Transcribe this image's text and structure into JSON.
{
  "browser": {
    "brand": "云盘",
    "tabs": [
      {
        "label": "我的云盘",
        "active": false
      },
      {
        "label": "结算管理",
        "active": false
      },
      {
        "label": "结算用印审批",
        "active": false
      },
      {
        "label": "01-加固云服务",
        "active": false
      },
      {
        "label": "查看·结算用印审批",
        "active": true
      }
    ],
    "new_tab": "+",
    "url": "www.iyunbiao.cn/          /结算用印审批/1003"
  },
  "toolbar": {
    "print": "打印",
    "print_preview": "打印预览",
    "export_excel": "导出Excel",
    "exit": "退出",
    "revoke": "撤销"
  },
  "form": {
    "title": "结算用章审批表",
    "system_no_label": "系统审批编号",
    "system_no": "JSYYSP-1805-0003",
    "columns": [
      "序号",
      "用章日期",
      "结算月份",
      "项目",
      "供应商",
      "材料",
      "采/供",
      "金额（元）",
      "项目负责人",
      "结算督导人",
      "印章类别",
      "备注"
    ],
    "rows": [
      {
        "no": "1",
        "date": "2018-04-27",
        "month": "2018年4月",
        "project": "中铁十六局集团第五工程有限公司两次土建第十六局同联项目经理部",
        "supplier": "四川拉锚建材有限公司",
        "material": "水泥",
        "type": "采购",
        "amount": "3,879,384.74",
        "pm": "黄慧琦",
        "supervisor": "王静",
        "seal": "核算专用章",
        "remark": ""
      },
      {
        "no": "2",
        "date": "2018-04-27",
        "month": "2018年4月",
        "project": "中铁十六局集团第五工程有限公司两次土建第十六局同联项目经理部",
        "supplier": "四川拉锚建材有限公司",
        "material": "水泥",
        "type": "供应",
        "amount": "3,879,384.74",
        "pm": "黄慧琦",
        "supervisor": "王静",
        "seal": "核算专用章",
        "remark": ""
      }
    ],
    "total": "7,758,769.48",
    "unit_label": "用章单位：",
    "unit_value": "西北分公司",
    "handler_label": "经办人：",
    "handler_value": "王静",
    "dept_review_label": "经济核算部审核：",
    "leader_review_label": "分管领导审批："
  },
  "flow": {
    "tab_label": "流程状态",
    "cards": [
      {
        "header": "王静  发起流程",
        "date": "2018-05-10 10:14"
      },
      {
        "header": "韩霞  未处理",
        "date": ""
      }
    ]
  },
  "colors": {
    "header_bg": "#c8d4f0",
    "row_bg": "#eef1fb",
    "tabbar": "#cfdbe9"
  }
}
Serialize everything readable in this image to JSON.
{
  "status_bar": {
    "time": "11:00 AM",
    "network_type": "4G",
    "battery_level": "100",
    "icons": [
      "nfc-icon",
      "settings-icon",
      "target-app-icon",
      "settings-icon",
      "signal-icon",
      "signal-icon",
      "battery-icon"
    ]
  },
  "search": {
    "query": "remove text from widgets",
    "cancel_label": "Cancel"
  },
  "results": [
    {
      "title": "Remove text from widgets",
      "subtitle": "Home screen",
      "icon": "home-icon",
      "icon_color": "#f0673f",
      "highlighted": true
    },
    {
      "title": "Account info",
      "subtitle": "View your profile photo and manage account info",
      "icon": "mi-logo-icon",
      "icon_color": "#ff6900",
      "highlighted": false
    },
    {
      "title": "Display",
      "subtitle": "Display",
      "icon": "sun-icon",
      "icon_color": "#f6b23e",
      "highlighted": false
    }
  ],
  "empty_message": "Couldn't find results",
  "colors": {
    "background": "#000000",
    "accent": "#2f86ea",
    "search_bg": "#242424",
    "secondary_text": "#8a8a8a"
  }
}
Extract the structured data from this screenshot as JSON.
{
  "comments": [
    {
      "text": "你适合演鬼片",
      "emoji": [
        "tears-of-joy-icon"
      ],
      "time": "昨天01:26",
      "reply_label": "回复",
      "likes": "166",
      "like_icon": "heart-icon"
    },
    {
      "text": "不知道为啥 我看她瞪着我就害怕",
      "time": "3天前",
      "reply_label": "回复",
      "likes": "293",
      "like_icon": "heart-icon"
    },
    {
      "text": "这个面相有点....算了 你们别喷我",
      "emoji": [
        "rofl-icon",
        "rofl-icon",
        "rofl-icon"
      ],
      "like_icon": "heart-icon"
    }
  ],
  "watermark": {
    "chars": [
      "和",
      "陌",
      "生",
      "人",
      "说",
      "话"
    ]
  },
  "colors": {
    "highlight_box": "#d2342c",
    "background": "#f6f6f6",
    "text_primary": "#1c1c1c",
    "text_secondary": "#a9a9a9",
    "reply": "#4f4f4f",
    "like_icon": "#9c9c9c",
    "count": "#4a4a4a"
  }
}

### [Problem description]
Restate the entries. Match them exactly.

### [Response]
Transcribe this image's text and structure into JSON.
{
  "browser": {
    "brand": "云盘",
    "tabs": [
      {
        "label": "我的云盘",
        "active": false
      },
      {
        "label": "结算管理",
        "active": false
      },
      {
        "label": "结算用印审批",
        "active": false
      },
      {
        "label": "01-加固云服务",
        "active": false
      },
      {
        "label": "查看·结算用印审批",
        "active": true
      }
    ],
    "new_tab": "+",
    "url": "www.iyunbiao.cn/          /结算用印审批/1003"
  },
  "toolbar": {
    "print": "打印",
    "print_preview": "打印预览",
    "export_excel": "导出Excel",
    "exit": "退出",
    "revoke": "撤销"
  },
  "form": {
    "title": "结算用章审批表",
    "system_no_label": "系统审批编号",
    "system_no": "JSYYSP-1805-0003",
    "columns": [
      "序号",
      "用章日期",
      "结算月份",
      "项目",
      "供应商",
      "材料",
      "采/供",
      "金额（元）",
      "项目负责人",
      "结算督导人",
      "印章类别",
      "备注"
    ],
    "rows": [
      {
        "no": "1",
        "date": "2018-04-27",
        "month": "2018年4月",
        "project": "中铁十六局集团第五工程有限公司两次土建第十六局同联项目经理部",
        "supplier": "四川拉锚建材有限公司",
        "material": "水泥",
        "type": "采购",
        "amount": "3,879,384.74",
        "pm": "黄慧琦",
        "supervisor": "王静",
        "seal": "核算专用章",
        "remark": ""
      },
      {
        "no": "2",
        "date": "2018-04-27",
        "month": "2018年4月",
        "project": "中铁十六局集团第五工程有限公司两次土建第十六局同联项目经理部",
        "supplier": "四川拉锚建材有限公司",
        "material": "水泥",
        "type": "供应",
        "amount": "3,879,384.74",
        "pm": "黄慧琦",
        "supervisor": "王静",
        "seal": "核算专用章",
        "remark": ""
      }
    ],
    "total": "7,758,769.48",
    "unit_label": "用章单位：",
    "unit_value": "西北分公司",
    "handler_label": "经办人：",
    "handler_value": "王静",
    "dept_review_label": "经济核算部审核：",
    "leader_review_label": "分管领导审批："
  },
  "flow": {
    "tab_label": "流程状态",
    "cards": [
      {
        "header": "王静  发起流程",
        "date": "2018-05-10 10:14"
      },
      {
        "header": "韩霞  未处理",
        "date": ""
      }
    ]
  },
  "colors": {
    "header_bg": "#c8d4f0",
    "row_bg": "#eef1fb",
    "tabbar": "#cfdbe9"
  }
}
Serialize everything readable in this image to JSON.
{
  "status_bar": {
    "time": "11:00 AM",
    "network_type": "4G",
    "battery_level": "100",
    "icons": [
      "nfc-icon",
      "settings-icon",
      "target-app-icon",
      "settings-icon",
      "signal-icon",
      "signal-icon",
      "battery-icon"
    ]
  },
  "search": {
    "query": "remove text from widgets",
    "cancel_label": "Cancel"
  },
  "results": [
    {
      "title": "Remove text from widgets",
      "subtitle": "Home screen",
      "icon": "home-icon",
      "icon_color": "#f0673f",
      "highlighted": true
    },
    {
      "title": "Account info",
      "subtitle": "View your profile photo and manage account info",
      "icon": "mi-logo-icon",
      "icon_color": "#ff6900",
      "highlighted": false
    },
    {
      "title": "Display",
      "subtitle": "Display",
      "icon": "sun-icon",
      "icon_color": "#f6b23e",
      "highlighted": false
    }
  ],
  "empty_message": "Couldn't find results",
  "colors": {
    "background": "#000000",
    "accent": "#2f86ea",
    "search_bg": "#242424",
    "secondary_text": "#8a8a8a"
  }
}
Extract the structured data from this screenshot as JSON.
{
  "comments": [
    {
      "text": "你适合演鬼片",
      "emoji": [
        "tears-of-joy-icon"
      ],
      "time": "昨天01:26",
      "reply_label": "回复",
      "likes": "166",
      "like_icon": "heart-icon"
    },
    {
      "text": "不知道为啥 我看她瞪着我就害怕",
      "time": "3天前",
      "reply_label": "回复",
      "likes": "293",
      "like_icon": "heart-icon"
    },
    {
      "text": "这个面相有点....算了 你们别喷我",
      "emoji": [
        "rofl-icon",
        "rofl-icon",
        "rofl-icon"
      ],
      "like_icon": "heart-icon"
    }
  ],
  "watermark": {
    "chars": [
      "和",
      "陌",
      "生",
      "人",
      "说",
      "话"
    ]
  },
  "colors": {
    "highlight_box": "#d2342c",
    "background": "#f6f6f6",
    "text_primary": "#1c1c1c",
    "text_secondary": "#a9a9a9",
    "reply": "#4f4f4f",
    "like_icon": "#9c9c9c",
    "count": "#4a4a4a"
  }
}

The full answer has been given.